Last month I did a session on INTRAC’s advocacy and policy influencing training course. I do enjoy getting involved with these sessions as they attract NGO delegates from across the world and you get a real sense that campaigning is a truly international language.
I had been asked to say a few words about running a campaign in terms of both success and failure, and I am always interested in how different groups will pick up and explore different elements from my presentation.
This time the group was keen to explore and discuss the issue of failure in campaigning. Maybe in an environment of tight finances and funders ever more focussed on impact, there isn’t any room for failure and we just have to, as campaigners, get it right first time? Or is there still room to try things and fail?
I was struck by an email that I received from one of the delegates once he had returned to his home continent. He quoted me as saying:
‘Campaigning is all about failure, learning from the failure and building on the learning from the failure’.
Now I am not entirely sure that I used those words because campaigning is not all about failure – as success is also important, but campaigning is certainly about learning from that failure. As campaigners we need to have both the courage and space to try things, assess how they go, learn from this activity and try again.

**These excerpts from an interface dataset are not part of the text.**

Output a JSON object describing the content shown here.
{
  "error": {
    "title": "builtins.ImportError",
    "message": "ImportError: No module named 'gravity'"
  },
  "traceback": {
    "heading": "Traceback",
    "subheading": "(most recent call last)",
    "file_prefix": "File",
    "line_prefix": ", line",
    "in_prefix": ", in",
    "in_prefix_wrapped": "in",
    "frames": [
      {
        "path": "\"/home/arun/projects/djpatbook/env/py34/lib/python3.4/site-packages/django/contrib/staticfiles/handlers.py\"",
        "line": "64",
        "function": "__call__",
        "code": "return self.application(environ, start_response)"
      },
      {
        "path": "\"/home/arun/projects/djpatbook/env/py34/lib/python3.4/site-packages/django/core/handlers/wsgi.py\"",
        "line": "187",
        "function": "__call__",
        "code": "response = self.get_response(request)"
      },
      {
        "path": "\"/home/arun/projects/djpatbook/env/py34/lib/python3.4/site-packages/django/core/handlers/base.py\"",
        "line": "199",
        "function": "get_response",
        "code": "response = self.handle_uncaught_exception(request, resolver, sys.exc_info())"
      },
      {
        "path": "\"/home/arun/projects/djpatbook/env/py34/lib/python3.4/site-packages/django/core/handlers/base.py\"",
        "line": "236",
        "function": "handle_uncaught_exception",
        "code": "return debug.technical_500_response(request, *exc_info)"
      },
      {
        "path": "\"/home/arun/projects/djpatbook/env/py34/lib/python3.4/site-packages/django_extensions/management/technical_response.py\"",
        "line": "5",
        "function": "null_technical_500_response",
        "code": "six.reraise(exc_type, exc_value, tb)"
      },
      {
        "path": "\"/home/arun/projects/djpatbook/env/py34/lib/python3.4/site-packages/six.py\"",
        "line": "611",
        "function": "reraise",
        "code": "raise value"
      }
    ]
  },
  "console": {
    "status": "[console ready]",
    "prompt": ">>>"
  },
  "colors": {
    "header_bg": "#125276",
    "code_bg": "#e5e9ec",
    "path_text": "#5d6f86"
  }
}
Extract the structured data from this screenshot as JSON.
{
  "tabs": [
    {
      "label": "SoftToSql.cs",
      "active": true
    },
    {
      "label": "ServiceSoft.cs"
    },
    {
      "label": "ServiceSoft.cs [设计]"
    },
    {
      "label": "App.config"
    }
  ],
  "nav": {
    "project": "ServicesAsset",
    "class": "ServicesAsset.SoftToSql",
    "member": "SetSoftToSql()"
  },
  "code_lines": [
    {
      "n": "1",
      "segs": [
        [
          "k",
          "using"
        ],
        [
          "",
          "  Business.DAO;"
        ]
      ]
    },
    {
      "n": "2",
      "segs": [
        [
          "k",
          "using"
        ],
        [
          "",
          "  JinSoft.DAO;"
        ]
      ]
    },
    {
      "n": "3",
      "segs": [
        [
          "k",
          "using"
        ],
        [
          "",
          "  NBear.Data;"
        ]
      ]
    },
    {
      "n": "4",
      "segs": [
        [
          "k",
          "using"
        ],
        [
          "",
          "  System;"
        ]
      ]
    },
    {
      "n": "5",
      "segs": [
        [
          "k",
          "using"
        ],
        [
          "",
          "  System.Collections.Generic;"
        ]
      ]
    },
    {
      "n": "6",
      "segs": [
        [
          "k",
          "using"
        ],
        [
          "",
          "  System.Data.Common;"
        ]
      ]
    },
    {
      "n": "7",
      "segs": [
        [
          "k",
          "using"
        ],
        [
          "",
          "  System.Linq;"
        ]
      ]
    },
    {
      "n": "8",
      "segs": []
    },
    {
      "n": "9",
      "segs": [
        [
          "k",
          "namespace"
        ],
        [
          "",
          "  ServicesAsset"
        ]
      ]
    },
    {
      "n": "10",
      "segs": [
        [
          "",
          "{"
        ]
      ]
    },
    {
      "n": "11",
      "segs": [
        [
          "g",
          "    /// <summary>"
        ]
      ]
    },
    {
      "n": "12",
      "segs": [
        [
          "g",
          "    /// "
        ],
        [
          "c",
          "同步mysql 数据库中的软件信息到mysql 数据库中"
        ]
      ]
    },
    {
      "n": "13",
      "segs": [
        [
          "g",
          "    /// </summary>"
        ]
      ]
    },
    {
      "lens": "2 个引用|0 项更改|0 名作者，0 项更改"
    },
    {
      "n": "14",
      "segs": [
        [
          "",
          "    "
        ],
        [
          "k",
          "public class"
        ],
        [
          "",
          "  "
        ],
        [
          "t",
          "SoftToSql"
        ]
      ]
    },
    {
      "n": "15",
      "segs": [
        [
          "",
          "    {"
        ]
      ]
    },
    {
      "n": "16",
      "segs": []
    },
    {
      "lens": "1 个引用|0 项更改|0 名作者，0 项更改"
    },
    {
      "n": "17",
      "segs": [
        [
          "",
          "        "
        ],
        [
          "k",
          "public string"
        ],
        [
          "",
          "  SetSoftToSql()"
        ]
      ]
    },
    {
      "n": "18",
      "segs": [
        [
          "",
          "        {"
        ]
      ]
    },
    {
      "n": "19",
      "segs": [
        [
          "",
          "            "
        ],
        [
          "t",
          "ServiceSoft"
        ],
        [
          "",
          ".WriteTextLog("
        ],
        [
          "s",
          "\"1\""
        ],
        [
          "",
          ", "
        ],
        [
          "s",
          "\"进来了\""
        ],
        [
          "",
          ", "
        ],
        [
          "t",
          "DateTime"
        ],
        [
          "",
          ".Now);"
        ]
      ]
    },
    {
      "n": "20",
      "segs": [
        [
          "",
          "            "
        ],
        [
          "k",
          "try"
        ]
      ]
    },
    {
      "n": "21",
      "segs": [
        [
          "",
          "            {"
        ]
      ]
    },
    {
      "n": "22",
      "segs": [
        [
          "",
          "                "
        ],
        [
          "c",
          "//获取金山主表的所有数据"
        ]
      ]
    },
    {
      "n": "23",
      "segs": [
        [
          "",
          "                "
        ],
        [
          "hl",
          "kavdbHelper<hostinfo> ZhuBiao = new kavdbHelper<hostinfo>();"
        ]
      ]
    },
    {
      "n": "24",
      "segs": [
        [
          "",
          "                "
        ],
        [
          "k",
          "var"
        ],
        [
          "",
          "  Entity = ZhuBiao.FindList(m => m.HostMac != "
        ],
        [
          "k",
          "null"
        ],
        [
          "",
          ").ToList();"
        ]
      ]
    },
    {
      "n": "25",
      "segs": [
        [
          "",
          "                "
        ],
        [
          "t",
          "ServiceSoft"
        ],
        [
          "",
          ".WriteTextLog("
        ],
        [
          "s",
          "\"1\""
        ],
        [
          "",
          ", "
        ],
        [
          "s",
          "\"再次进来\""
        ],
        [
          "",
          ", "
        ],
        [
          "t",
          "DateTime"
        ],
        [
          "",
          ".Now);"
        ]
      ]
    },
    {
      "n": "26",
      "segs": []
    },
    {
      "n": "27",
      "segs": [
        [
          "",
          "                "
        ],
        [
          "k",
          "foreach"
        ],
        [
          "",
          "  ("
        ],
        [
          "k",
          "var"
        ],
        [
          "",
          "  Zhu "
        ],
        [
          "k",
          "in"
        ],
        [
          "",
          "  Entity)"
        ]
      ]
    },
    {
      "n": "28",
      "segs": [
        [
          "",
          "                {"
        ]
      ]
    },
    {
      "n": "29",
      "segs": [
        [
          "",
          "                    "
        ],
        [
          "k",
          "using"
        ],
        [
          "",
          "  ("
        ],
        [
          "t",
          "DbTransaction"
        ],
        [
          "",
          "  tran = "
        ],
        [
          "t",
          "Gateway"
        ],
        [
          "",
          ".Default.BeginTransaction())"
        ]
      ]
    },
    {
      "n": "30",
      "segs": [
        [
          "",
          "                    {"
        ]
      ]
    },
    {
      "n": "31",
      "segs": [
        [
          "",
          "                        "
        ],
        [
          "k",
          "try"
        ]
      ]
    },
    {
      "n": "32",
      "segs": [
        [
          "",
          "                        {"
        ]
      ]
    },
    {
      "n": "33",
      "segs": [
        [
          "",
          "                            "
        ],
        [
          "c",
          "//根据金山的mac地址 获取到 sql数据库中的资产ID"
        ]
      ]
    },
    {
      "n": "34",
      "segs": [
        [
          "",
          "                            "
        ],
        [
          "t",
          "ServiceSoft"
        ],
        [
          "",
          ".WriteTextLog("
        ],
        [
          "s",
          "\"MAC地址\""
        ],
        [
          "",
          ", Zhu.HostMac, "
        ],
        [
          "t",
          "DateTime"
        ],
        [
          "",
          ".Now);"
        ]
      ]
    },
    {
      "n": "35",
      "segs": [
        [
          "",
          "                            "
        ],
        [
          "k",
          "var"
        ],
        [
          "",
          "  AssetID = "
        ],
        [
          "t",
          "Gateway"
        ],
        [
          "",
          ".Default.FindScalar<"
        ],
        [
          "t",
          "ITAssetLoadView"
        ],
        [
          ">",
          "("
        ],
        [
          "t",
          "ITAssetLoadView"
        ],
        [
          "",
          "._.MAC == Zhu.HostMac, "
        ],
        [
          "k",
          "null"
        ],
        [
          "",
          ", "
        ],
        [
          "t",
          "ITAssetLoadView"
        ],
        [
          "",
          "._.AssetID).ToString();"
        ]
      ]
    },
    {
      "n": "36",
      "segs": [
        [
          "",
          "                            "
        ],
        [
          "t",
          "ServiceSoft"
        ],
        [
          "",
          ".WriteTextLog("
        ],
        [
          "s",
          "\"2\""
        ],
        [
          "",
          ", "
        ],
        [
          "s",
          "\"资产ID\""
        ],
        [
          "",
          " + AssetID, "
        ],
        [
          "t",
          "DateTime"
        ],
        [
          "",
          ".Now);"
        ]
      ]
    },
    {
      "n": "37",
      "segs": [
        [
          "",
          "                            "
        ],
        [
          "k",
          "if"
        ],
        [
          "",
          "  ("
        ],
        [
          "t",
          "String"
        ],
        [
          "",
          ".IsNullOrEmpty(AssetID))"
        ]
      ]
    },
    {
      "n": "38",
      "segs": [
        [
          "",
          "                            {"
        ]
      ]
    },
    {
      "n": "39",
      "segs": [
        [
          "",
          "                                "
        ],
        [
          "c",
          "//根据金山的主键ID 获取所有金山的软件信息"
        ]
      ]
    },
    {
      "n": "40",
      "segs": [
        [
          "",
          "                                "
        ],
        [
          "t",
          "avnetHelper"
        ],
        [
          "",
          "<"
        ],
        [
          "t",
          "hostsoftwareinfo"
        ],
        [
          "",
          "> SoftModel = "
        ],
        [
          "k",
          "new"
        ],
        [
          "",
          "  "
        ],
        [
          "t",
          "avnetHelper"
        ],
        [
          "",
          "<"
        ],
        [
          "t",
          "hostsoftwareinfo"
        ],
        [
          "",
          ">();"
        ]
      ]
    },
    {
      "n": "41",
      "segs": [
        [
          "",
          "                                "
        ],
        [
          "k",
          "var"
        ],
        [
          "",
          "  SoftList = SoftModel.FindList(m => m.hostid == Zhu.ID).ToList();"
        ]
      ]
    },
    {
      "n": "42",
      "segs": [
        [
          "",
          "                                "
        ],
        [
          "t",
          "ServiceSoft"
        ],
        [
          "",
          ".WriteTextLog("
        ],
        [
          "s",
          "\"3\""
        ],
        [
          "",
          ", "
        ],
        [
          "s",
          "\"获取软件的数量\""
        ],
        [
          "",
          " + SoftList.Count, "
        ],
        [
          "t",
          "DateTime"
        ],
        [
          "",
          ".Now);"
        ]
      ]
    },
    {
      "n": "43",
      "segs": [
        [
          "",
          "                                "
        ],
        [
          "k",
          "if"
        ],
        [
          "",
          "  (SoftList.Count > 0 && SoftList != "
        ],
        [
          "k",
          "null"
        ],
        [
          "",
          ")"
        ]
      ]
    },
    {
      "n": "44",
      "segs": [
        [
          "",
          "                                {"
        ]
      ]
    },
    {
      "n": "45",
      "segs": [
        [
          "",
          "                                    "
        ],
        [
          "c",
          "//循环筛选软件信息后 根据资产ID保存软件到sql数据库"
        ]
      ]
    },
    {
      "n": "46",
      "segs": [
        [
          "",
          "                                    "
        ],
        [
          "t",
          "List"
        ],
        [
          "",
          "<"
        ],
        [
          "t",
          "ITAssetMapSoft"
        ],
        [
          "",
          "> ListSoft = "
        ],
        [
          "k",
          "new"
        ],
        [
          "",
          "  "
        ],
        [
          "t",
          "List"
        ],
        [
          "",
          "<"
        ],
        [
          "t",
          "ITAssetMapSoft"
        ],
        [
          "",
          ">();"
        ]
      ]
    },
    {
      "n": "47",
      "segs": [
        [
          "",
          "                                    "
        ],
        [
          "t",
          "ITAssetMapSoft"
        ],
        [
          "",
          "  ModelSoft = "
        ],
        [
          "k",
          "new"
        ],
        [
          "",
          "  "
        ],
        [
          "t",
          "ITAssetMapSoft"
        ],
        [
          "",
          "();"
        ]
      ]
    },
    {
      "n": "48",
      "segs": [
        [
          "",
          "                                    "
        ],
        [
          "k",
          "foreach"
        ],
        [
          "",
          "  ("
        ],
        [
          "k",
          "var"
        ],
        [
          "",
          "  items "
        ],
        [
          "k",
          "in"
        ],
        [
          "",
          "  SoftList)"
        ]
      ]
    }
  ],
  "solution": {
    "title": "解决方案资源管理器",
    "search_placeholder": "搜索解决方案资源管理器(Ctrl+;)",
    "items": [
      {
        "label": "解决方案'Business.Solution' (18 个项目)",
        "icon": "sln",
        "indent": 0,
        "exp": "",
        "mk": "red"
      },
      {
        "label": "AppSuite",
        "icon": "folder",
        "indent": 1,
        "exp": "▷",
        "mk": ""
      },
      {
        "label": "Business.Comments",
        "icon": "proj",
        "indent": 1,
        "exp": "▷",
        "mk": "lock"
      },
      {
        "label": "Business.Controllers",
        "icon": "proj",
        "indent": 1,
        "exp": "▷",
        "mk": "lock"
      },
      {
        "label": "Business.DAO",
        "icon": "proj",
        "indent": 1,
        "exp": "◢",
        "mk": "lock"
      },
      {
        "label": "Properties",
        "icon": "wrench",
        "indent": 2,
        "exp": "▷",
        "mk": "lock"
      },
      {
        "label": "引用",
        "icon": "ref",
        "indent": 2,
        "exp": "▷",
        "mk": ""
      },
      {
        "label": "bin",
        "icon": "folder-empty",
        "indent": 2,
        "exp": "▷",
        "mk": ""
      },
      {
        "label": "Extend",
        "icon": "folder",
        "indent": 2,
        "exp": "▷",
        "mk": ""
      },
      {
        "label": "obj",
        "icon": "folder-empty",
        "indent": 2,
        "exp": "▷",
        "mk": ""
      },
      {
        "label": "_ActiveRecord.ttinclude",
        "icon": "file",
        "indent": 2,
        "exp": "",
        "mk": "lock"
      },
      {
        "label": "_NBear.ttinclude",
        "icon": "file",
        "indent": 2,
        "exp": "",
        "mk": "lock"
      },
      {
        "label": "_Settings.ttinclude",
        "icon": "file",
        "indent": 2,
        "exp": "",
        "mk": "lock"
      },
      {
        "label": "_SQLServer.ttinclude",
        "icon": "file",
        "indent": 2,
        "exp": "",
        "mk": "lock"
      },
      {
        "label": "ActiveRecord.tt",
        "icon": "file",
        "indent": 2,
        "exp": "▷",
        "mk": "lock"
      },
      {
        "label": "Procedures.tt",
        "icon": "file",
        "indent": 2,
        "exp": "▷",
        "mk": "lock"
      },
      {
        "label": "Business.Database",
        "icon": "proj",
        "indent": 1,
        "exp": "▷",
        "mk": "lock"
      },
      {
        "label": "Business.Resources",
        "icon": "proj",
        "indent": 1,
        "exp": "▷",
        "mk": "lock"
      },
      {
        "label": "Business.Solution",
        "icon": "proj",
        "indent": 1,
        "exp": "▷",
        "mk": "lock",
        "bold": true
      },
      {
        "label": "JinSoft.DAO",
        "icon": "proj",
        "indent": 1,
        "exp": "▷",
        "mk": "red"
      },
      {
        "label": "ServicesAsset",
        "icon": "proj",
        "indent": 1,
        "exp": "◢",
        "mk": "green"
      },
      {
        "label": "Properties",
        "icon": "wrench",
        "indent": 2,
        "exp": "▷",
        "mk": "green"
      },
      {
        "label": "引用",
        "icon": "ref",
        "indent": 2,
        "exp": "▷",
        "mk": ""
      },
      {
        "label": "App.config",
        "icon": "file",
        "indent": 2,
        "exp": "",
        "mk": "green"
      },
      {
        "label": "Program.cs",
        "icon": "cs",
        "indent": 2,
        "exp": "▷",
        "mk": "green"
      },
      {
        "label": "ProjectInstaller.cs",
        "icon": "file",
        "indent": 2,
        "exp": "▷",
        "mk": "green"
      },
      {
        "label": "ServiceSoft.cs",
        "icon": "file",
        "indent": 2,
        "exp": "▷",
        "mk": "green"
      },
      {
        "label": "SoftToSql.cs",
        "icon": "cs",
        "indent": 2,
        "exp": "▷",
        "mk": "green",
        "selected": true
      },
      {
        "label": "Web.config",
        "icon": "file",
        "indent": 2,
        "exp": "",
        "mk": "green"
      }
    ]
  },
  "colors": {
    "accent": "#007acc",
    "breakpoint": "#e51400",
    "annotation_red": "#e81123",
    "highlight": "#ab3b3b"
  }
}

For me campaigning has always been an art and not a science. Yes, you can attend training sessions and read books and case studies, but campaigning for me is all about an instinctive desire for change rooted in a curiosity, leading to an understanding, about the external environment.
Despite the internal and external pressures at the moment, do not be wary of trying new things. The advent of a new Parliament in the UK with a large number of new MPs after 6th May gives us as campaigners a great opportunity to try new things, reflect from that activity and keep moving forwards.
So do cherish failure in campaigning. When I have done research on campaigning in the past, I have found that people were very happy to talk about their successes but less so their failures. But we have all made mistakes, I certainly have, and I think that we should cherish this failure (unless we keep on making the same mistakes!). But do you cherish your failure in campaigning?